Mae G. Banner
year was the centennial of George Balanchineís birth and the
near-demise of his New York City Balletís association with
the Saratoga Performing Arts Center. SPACís president and
board, in a fatal combination of arrogance and ignorance,
claimed insufficient ticket sales were forcing them to banish
NYCB after their 39th season here. They found out you donít
mess with ballet fans.
A grassroots movement dubbed Save the Ballet took their fury
to the community, the relevant state legislators and the New
York State Department of Parks, Recreation and Historic Preservation,
which launched an audit that uncovered years of sloppy business
practices, mismanagement and outright deception regarding
SPACís stated reasons for axing the ballet. Details of the
audit are now being examined by the attorney generalís office.
The ballet will be back in 2005, and SPAC will soon have a
Dance lovers have been stressed by SPACís actions from Valentineís
Day to Christmas, but, worrying about the fate of NYCB at
SPAC made us appreciate all the more the amazing variety of
dance we get to see all year round at regional venues. Among
them, the Egg, Proctorís, Jacobís Pillow and SPAC presented
dance from every continent and in a myriad of body languages.
New York City Ballet
Performing Arts Center Week 2, July 13-17
principals to corps, they were all dancing out of their minds,
as if it were their last day on earth (which, politically
speaking, it nearly was). Superlatives in an outstanding week:
James Fayetteís mating dance in The Four Seasons, Sean
Suozzi as Melancholic in The Four Temperaments, and
firebrand Teresa Reichlen, who stole the show in the Rubies
section of Jewels.
and severe: Peter Boal & Company.
Peter Boal & Company
Pillow, Aug. 8
Sublimely poetic and keenly intelligent, Boal and three pals
from NYCB (Wendy Whelan, Suozzi, and Benjamin Millepied) danced
a program of severe and quirky modern works. We may have to
wait some time to see Boal again. Heís just been tapped to
lead the Pacific Northwest Ballet; heíll retire from NYCB
in June 2005 and head for Seattle.
Savion Glover in Improvography
Egg, Oct. 29
A jazz player whose instruments are his feet, Glover, along
with his combo, laid down scintillating grooves in a wise
and generous concert that drew from the whole history of tap.
Dayton Contemporary Dance Company
Egg, April 17
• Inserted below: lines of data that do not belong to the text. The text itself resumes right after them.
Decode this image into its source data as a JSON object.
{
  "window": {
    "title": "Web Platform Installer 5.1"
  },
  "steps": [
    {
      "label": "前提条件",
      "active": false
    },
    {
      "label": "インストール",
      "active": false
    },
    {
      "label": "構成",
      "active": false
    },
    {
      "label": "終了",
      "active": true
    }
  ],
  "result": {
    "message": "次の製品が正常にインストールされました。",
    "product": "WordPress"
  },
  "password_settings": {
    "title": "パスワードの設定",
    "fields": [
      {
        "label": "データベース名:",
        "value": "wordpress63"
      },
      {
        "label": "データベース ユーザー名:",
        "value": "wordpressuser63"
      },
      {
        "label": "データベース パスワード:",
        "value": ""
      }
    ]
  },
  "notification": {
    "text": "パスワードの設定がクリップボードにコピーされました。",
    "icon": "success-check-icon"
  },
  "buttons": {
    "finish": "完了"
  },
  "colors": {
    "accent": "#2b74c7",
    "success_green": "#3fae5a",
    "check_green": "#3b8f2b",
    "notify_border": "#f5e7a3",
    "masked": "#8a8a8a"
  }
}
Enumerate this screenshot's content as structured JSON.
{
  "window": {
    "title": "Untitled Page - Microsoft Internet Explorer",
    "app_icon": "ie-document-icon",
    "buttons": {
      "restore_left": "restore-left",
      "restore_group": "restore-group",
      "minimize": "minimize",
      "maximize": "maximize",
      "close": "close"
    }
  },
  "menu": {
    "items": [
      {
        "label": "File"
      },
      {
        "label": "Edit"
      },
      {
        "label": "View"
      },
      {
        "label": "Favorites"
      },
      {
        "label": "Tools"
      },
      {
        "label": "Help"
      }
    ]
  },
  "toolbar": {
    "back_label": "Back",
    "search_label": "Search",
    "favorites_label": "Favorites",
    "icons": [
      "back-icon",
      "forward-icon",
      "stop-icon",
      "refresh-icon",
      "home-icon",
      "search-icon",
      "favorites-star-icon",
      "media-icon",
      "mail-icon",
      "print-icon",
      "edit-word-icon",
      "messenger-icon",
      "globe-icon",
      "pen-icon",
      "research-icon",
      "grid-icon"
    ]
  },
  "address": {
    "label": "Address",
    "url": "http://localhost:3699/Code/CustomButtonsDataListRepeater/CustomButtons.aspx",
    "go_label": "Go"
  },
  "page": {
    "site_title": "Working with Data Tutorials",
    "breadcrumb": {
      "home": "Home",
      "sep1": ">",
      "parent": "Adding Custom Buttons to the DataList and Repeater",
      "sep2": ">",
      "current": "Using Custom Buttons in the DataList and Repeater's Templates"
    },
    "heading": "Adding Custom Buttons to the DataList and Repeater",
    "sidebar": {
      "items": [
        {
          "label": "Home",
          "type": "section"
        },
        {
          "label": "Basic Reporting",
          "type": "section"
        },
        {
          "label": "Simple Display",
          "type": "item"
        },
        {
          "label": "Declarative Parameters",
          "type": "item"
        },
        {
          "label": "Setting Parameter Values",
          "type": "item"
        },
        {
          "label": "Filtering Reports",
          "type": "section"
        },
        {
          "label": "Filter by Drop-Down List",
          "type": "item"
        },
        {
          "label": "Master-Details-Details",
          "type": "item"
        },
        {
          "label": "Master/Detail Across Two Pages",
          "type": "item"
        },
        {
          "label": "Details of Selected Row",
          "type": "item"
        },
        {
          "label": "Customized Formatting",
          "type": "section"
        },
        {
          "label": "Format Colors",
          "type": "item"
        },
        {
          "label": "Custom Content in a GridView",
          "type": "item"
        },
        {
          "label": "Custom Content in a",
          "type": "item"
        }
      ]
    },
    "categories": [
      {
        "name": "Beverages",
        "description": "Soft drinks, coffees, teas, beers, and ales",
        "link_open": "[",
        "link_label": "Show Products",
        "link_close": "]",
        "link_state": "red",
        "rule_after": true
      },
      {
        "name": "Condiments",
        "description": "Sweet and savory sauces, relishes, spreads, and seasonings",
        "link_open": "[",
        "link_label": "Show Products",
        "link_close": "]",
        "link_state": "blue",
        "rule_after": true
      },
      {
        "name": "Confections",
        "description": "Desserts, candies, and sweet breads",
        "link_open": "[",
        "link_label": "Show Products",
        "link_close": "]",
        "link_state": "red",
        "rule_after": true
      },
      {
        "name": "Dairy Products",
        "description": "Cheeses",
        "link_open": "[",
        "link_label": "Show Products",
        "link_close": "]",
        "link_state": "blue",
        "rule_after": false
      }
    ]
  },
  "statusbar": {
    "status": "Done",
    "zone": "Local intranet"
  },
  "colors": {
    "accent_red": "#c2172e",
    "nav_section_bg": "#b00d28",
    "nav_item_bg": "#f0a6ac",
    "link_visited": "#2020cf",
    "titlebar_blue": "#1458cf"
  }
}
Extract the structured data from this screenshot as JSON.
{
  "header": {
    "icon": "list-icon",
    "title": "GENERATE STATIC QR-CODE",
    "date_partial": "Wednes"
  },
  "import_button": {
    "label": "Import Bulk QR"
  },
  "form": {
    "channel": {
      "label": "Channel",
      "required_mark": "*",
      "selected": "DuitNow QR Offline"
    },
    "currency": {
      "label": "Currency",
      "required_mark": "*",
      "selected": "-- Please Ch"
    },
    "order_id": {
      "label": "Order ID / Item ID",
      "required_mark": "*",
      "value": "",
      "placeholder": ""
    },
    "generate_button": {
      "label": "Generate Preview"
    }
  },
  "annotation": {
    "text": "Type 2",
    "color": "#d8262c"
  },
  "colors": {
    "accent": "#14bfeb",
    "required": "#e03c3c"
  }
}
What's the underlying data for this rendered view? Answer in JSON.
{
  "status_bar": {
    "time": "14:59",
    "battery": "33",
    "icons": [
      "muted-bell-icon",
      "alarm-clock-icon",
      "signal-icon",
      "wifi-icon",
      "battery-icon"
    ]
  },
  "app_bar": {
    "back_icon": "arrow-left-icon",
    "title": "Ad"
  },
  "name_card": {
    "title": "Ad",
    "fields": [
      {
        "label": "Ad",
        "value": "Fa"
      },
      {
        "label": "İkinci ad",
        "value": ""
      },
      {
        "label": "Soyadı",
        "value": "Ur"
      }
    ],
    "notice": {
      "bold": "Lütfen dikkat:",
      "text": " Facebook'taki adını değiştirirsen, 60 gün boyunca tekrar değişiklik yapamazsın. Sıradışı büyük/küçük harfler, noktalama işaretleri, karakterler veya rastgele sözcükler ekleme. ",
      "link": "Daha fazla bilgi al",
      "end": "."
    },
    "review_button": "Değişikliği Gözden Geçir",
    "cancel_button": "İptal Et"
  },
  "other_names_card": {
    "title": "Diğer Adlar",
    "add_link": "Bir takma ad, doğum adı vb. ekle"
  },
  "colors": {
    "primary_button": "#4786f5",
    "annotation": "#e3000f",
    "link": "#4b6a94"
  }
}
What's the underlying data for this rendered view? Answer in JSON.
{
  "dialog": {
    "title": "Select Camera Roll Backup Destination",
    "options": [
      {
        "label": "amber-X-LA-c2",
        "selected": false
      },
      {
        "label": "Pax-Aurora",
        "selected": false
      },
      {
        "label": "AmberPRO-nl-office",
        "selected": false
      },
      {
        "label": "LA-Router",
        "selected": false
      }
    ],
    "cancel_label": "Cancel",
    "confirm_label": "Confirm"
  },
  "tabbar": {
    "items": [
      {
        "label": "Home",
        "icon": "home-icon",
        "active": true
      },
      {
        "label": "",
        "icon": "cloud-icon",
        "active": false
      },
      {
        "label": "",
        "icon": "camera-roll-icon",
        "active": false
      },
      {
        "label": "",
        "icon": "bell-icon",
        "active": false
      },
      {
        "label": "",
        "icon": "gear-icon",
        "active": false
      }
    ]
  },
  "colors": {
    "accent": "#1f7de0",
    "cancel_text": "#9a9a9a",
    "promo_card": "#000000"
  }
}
The Flight Project, DCDCís celebration of the centennial of
the Wright Brothersí first flight, included newly commissioned
dances from Bebe Miller and Bill T. Jones, but the pinnacle
of the evening was Sir Warren Spearsí On the Wings of Angels,
a tribute to the Tuskegee airmen of World War II. Pain, pride
and comradeship shone through this all-male dance.
Les Ballets Trockaderos de Monte Carlo
In this sterling drag troupe, all the women are strong, all
the men are good-looking, and all the choreography is above
average. Dancing under stage names like Ida Nevasayneva and
Tamara Boomdeay, these gentlemen are parodists of high skill
and deep commitment to classical form.
Ellen Sinopoli Dance Company
Egg , May 1
Always game for the next step in a steadily building regional
presence, Sinopoli shared the stage with jazz singer Laurel
Masse and her quartet, giving us two fine shows in one. The
bill included a premiere, Jamminí, that mixed í40s
swing with modern dance; and Rising Low, an earthy
dance for a sisterhood of lonely, gutsy women.
Virsky Ukrainian National Dance Company
Brilliant costumes of red, green, white and black; dance patterns
as intricate as the designs on Orthodox Easter eggs; and,
above all, an indomitable spirit make this 85- member ensemble
a joy to watch.
Doug Varone and Dancers
Egg, June 11
Varone is to dance what Raymond Carver is to the short story.
Collisions, separations, entanglements, and small, telling
gestures keep us guessing, keep us involved.
Pillow, July 1
A Brazilian carnaval of slinky, repetitive movement, this
thoroughly communal troupe manages to be sexy, soulful and
satiricósometimes, all at once.
Rennie Harris Puremovement
Egg, Feb. 13
Heroic male dancing/rapping from the streets of Philadelphia,
soaked in tragedy, glinting with anger, crowned with hope.